    Slavoj Žižek is a Slovenian Marxist philosopher and cultural critic. He has written over forty books and is the international director at the Centre for Advanced Studies in the Humanities at Birkbeck College.

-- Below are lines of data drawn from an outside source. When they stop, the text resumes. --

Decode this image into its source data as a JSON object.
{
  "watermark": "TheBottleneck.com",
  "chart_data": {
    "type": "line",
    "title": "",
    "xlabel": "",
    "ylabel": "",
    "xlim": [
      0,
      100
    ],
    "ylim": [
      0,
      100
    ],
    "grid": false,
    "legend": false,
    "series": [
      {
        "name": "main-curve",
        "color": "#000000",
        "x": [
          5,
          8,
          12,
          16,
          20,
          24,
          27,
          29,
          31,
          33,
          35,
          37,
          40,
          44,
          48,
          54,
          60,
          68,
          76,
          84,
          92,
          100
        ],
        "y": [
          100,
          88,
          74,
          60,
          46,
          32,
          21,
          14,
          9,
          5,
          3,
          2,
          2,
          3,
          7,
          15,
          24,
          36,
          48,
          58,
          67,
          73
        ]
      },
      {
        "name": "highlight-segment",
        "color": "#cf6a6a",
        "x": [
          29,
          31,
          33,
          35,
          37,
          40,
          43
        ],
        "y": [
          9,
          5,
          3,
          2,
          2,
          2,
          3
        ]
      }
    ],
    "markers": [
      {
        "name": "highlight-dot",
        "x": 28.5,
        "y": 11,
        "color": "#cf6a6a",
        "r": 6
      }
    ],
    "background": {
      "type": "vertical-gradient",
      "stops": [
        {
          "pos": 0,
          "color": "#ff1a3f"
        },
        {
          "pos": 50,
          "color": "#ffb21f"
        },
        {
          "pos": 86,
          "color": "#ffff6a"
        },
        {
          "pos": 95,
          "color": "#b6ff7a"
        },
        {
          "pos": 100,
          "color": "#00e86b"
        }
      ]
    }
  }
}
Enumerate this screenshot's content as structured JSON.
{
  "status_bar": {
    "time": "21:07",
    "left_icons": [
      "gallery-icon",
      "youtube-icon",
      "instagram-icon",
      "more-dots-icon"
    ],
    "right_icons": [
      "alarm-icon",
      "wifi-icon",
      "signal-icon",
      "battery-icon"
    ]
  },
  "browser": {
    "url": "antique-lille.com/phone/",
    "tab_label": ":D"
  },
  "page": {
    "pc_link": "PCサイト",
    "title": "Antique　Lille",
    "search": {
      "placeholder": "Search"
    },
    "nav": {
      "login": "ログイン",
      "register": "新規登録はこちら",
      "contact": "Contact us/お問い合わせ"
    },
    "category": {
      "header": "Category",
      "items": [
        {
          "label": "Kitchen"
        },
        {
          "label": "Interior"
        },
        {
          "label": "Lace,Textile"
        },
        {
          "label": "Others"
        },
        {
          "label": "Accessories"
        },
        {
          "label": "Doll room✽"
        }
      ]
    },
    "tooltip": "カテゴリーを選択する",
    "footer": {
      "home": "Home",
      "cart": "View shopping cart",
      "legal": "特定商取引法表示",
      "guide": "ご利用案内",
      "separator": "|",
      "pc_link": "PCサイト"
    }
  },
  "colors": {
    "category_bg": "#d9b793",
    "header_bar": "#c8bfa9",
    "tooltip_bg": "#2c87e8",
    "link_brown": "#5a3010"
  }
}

    His essay 'Unbehagen in Der Natur' appears in Bedeutung Magazine Issue 1/ Nature & Culture, available here for purchase.